One earnest young man asked me the other day, “Okay, so how do you get ‘ready for prime time’?”  Just asking the question shows he is ahead of the game.  He is eager; he is interested; he knows he is lacking something he wants, and it’s not just sex.  That’s a good start.

Here is what I told him: “Get a job.”  This is not the most important qualification, but it’s not unimportant, and it’s practical.  I have found it’s good not to get these young adults lost in their heads too much.  You don’t want to turn marriage into a massive intellectual and spiritual problem.  “How do I do this incredibly important thing that will determine the rest of my life?”

That’s like asking, “How do I approach this exam which, if I don’t do well on it, I will never be happy?”  Well, first, you don’t approach the exam with that attitude.  You get yourself ready and take it one step at a time.  In courtship, you ask a girl out on a date.  Maybe you’ll go on one or two more, maybe you won’t.  But a journey of a thousand miles begins with one simple step.


And here’s another clue. Ignore what the media tells you and don’t treat a woman the way you treat your guy buddies. Even women I know who swear like sailors don’t like guys using the f-word repeatedly.  And all the stuff you talk about with your guy buddies, don’t do it on a date.  You need to be interested in her.

Women in their twenties and thirties have another answer to what “ready for prime time” means.  For them, it means being ready to commit.  Few things are more irritating to young women, it seems, than men who keep dithering around unable to commit.  And young college women are tired of guys who seem interested but do nothing more with them than “hang out with the group.”

Often lacking, it seems, is adult mentoring.  When multiple beautiful, talented young women are begging me to write about dating and commitment, there is definitely a problem. Where are the adults to say to these young men: Grow up. Get a job. Ask that girl out.  Stop playing video games. Porn is stupid and destructive. Get off your phone.  “Virtual” reality isn’t real.

Love and marriage are real, and for that reason, better. Stop making marriage a huge problem to be solved.  You don’t find the “perfect woman.”  You find a good, virtuous woman; you devote yourself to her, and she devotes herself to you, and you both devote yourself to children, and that builds love and friendship.

Do young women also need mentoring?  Almost certainly.  It’s a basic feature of the human species.  But as a guy, that’s not advice I can give.  The only advice I can give to women is the advice their father would give.  Men are “out for sex,” so make them “man up” and commit before doing anything that might have long-term emotional and physical consequences.

Most women I know appreciate that advice, but it’s also depressing.  It’s not as though they didn’t already have enough trouble finding a decent guy.

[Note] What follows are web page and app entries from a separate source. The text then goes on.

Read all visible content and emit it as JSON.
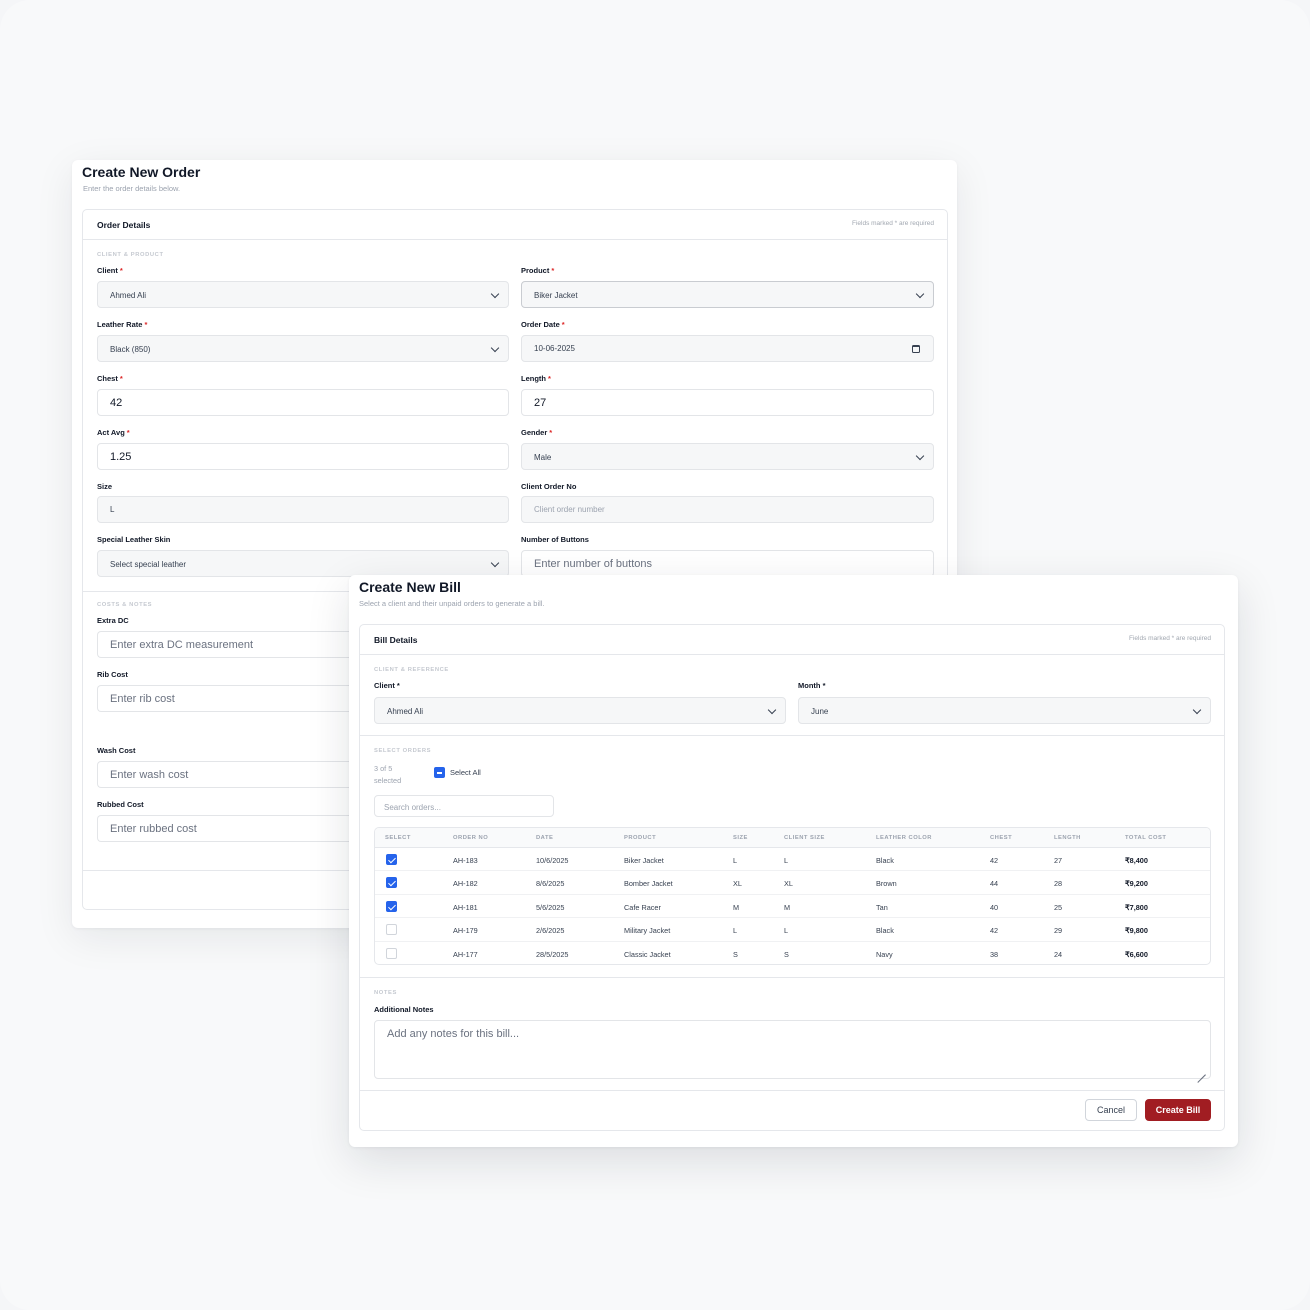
{
  "order_form": {
    "title": "Create New Order",
    "subtitle": "Enter the order details below.",
    "card_title": "Order Details",
    "required_note": "Fields marked * are required",
    "section_client_product": "CLIENT & PRODUCT",
    "section_costs_notes": "COSTS & NOTES",
    "client": {
      "label": "Client",
      "value": "Ahmed Ali"
    },
    "product": {
      "label": "Product",
      "value": "Biker Jacket"
    },
    "leather_rate": {
      "label": "Leather Rate",
      "value": "Black (850)"
    },
    "order_date": {
      "label": "Order Date",
      "value": "10-06-2025"
    },
    "chest": {
      "label": "Chest",
      "value": "42"
    },
    "length": {
      "label": "Length",
      "value": "27"
    },
    "act_avg": {
      "label": "Act Avg",
      "value": "1.25"
    },
    "gender": {
      "label": "Gender",
      "value": "Male"
    },
    "size": {
      "label": "Size",
      "value": "L"
    },
    "client_order_no": {
      "label": "Client Order No",
      "placeholder": "Client order number"
    },
    "special_leather": {
      "label": "Special Leather Skin",
      "placeholder": "Select special leather"
    },
    "number_of_buttons": {
      "label": "Number of Buttons",
      "placeholder": "Enter number of buttons"
    },
    "extra_dc": {
      "label": "Extra DC",
      "placeholder": "Enter extra DC measurement"
    },
    "rib_cost": {
      "label": "Rib Cost",
      "placeholder": "Enter rib cost"
    },
    "wash_cost": {
      "label": "Wash Cost",
      "placeholder": "Enter wash cost"
    },
    "rubbed_cost": {
      "label": "Rubbed Cost",
      "placeholder": "Enter rubbed cost"
    }
  },
  "bill_form": {
    "title": "Create New Bill",
    "subtitle": "Select a client and their unpaid orders to generate a bill.",
    "card_title": "Bill Details",
    "required_note": "Fields marked * are required",
    "section_client_reference": "CLIENT & REFERENCE",
    "client": {
      "label": "Client *",
      "value": "Ahmed Ali"
    },
    "month": {
      "label": "Month *",
      "value": "June"
    },
    "section_select_orders": "SELECT ORDERS",
    "selected_count": "3 of 5",
    "selected_word": "selected",
    "select_all_label": "Select All",
    "search_placeholder": "Search orders...",
    "columns": [
      "SELECT",
      "ORDER NO",
      "DATE",
      "PRODUCT",
      "SIZE",
      "CLIENT SIZE",
      "LEATHER COLOR",
      "CHEST",
      "LENGTH",
      "TOTAL COST"
    ],
    "rows": [
      {
        "checked": true,
        "order_no": "AH-183",
        "date": "10/6/2025",
        "product": "Biker Jacket",
        "size": "L",
        "client_size": "L",
        "color": "Black",
        "chest": "42",
        "length": "27",
        "total": "₹8,400"
      },
      {
        "checked": true,
        "order_no": "AH-182",
        "date": "8/6/2025",
        "product": "Bomber Jacket",
        "size": "XL",
        "client_size": "XL",
        "color": "Brown",
        "chest": "44",
        "length": "28",
        "total": "₹9,200"
      },
      {
        "checked": true,
        "order_no": "AH-181",
        "date": "5/6/2025",
        "product": "Cafe Racer",
        "size": "M",
        "client_size": "M",
        "color": "Tan",
        "chest": "40",
        "length": "25",
        "total": "₹7,800"
      },
      {
        "checked": false,
        "order_no": "AH-179",
        "date": "2/6/2025",
        "product": "Military Jacket",
        "size": "L",
        "client_size": "L",
        "color": "Black",
        "chest": "42",
        "length": "29",
        "total": "₹9,800"
      },
      {
        "checked": false,
        "order_no": "AH-177",
        "date": "28/5/2025",
        "product": "Classic Jacket",
        "size": "S",
        "client_size": "S",
        "color": "Navy",
        "chest": "38",
        "length": "24",
        "total": "₹6,600"
      }
    ],
    "section_notes": "NOTES",
    "notes_label": "Additional Notes",
    "notes_placeholder": "Add any notes for this bill...",
    "cancel_label": "Cancel",
    "create_label": "Create Bill",
    "accent_color": "#a11d22",
    "checkbox_color": "#2563eb"
  }
}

Studies repeatedly show that a good marriage is fundamental to people’s happiness and to success in other areas of life.  It keeps them going to Mass too.  If we cared about the flourishing of our young people, we would prepare them not merely to “get a job,” we would prepare them for marriage and family, helping them reflect more deeply on what’s involved and developing the virtues they would need to get what deep down they know they want, but aren’t sure they can ever actually get in a culture so filled with toxic sludge.

If Aristotle is right (and he is) that happiness is activity in accord with virtue, then few things will help these young people develop those virtues better than marriage and family.

Choosing one person cuts off your options. But not choosing cuts off the chance to enjoy any option.  Until you have no more options.


*Image: In the Garden (Rustic Courtship) by Winslow Homer, 1874 [National Gallery of Art, Washington, DC]

You may also enjoy:

Wendell Barry’s The Country of Marriage

Brad Miner’s How to Find the Perfect Woman

Randall B. Smith is a Professor of Theology at the University of St. Thomas in Houston, Texas. His latest book is From Here to Eternity: Reflections on Death, Immortality, and the Resurrection of the Body.